Take the 2-minute tour ×
Stack Overflow is a question and answer site for professional and enthusiast programmers. It's 100% free, no registration required.

I am now using the following code to catch errors and throw exceptions in my service layer:

 ...
            if (pk == null || rk == null) return null;
            try
            {
                var item = repo.GetPkRk(pk, rk);
                return (T)item;
            }
            catch (Exception ex)
            {
                throw new ServiceException("", typeof(T).Name + rk + " data retrieval error");
            }
  ...

The ServiceException class:

public class ServiceException : ApplicationException {     
        public Dictionary<string, string> Errors { get; set; }
        public ServiceException() : this(null) {}enter code here
        public ServiceException(string key, string message)
        {
            Errors = new Dictionary<string, string>(); 
            Errors.Add(key, message);
        }
        public ServiceException(Exception ex)
            : base("Service Exception", ex)
        {
            Errors = new Dictionary<string, string>();
        }
    }

The error message then caught in my controller:

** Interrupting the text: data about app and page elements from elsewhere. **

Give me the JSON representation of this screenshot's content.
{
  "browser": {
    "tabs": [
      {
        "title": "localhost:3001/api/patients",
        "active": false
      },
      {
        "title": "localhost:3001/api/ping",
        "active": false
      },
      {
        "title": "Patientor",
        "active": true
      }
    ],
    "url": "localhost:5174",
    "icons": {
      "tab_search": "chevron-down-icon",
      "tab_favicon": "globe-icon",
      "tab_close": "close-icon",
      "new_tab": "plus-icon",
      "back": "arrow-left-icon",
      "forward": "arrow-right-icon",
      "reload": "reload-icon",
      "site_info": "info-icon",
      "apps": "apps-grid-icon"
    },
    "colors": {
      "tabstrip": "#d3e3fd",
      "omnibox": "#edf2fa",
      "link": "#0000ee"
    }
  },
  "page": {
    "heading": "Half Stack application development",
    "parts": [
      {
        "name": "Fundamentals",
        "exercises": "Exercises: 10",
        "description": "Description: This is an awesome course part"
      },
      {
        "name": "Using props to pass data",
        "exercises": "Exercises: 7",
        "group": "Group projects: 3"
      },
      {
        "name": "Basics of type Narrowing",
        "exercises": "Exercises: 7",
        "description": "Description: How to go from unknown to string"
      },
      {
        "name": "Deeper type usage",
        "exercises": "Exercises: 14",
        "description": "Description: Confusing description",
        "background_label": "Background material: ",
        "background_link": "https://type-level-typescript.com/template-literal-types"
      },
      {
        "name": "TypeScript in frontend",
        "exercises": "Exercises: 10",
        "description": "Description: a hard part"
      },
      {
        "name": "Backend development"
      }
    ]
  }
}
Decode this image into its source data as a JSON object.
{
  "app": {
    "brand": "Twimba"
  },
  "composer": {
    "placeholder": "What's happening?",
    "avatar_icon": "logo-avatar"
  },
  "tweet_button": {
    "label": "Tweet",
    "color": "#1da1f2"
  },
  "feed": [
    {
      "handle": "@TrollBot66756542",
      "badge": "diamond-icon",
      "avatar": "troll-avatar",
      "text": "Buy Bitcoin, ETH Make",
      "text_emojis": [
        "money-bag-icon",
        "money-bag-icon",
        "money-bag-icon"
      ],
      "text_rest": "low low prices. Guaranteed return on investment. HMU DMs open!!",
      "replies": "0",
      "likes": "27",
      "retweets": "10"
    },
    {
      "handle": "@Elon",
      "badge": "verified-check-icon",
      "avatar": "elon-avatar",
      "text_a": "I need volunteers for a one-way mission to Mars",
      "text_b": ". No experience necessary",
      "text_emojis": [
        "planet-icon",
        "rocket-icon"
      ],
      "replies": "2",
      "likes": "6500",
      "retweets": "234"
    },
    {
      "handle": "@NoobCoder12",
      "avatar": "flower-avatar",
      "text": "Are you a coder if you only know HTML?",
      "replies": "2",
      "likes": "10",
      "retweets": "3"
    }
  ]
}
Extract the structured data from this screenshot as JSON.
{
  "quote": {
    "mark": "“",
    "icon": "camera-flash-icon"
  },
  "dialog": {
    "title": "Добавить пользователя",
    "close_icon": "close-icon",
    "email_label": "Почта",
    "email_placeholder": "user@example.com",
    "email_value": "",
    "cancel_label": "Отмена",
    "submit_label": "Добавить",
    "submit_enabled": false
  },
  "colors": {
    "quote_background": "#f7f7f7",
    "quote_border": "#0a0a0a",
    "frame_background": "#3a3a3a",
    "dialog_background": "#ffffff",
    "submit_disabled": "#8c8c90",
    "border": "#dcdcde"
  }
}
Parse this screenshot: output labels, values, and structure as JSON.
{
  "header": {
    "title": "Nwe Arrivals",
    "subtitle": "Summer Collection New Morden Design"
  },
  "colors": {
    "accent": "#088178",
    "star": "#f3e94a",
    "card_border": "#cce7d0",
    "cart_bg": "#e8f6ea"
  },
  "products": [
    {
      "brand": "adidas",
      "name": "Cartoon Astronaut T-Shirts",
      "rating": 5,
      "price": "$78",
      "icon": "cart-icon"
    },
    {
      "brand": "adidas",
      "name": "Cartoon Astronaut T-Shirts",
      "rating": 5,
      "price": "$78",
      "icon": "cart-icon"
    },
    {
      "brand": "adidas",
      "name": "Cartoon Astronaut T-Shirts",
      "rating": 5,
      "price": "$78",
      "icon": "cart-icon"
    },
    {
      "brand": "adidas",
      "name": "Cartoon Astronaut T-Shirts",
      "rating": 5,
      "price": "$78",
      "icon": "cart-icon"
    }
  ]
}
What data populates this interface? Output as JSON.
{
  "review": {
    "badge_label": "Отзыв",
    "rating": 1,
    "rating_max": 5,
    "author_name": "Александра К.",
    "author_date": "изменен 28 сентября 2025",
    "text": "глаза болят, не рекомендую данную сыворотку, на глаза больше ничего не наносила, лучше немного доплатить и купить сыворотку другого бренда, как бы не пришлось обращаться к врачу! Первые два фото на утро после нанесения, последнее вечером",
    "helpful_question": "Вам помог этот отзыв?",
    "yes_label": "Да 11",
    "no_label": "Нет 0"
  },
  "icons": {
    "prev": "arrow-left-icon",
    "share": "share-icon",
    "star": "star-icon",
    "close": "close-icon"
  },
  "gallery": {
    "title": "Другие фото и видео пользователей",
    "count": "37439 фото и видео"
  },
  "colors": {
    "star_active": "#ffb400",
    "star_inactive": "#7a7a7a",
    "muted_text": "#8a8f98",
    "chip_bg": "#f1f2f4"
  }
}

catch (Exception e) { log(e); }

Finally handled in the log method:

protected void log(Exception ex)
        {
            if (ex is ServiceException)
            {
                ModelState.Merge(((ServiceException)ex).Errors);  
            } else {
                Trace.Write(ex);
                ModelState.AddModelError("", "Database access error: " + ex.Message);
            }
        }

Can anyone comment if this is a good or bad method. I had a previous comment before about catching inner exceptions. Is this possible and if so then how can I catch and retain that inner exception detail.

Update 1

I modified the exception class so there's a constructor that takes ex. Not sure if this ideal but I think it works. Any more suggestions on how to improve would be appreciated.

Update 2

The code below fails with a message saying that

Error   2   Property or indexer 'System.Exception.InnerException' cannot be assigned to -- it is read only

I'm not sure how to fix this.

public class ServiceException : ApplicationException {

    public Dictionary<string, string> Errors { get; set; }
    public ServiceException() : this(null) {}
    public ServiceException(Exception ex, string key, string message)
    {
        Errors = new Dictionary<string, string>();
        InnerException = ex;
        Errors.Add(key, message);
    }
    public ServiceException(string key, string message)
    {
        Errors = new Dictionary<string, string>(); 
        Errors.Add(key, message);
    }
    public ServiceException(Exception ex)
        : base("Service Exception", ex)
    {
        Errors = new Dictionary<string, string>();
    }
}
share|improve this question
    
Please see the answer. I have revised it. –  P.K Dec 24 '11 at 6:32
    

2 Answers 2

In almost all cases, you should not catch exceptions at all.

You should only catch exceptions you can actually do something about.

Please see the many excellent questions under the tag: http://stackoverflow.com/questions/tagged/exception-handling?sort=votes.

Also, be certain to read the Microsoft guidelines on this: "Design Guidelines for Exceptions".

share|improve this answer

First and foremost

Include the caught exception as an inner exception

So instead of

throw new ServiceException("", typeof(T).Name + rk + " data retrieval error");

You should set the inner exception. Change your constructor

public ServiceException(string key, string message, Exception innerException)
            :base(message, innerException)
        {
            Errors = new Dictionary<string, string>(); 
            Errors.Add(key, message);
        }

Now,

//form  your exception message
 var message = typeof(T).Name + rk + " data retrieval error";
//create service exception with the new overloaded constructor
 var exception  = new ServiceException("", typeof(T).Name + rk + " data retrieval error", message);
 throw exception;

This will retain your inner exception.

share|improve this answer
    
Thanks for your advices. Could I pass the InnerException in as a constructor argument? –  Samantha J Dec 24 '11 at 3:46
1  
Yes you can!!!! –  Matthias Dec 24 '11 at 3:49
    
@Matthias - Thanks. I updated my code and hope that looks okay. –  Samantha J Dec 24 '11 at 4:07
    
@Matthias - Just tried compilation and I get an error message with your code: Error 2 Property or indexer 'System.Exception.InnerException' cannot be assigned to -- it is read only –  Samantha J Dec 24 '11 at 5:59
    
InnerException is a readonly property. You cannot set it. I had not ran the code and hence didn't realize it. I have now corrected the code. Please try it. –  P.K Dec 24 '11 at 6:31

Your Answer

 
discard

By posting your answer, you agree to the privacy policy and terms of service.

Not the answer you're looking for? Browse other questions tagged or ask your own question.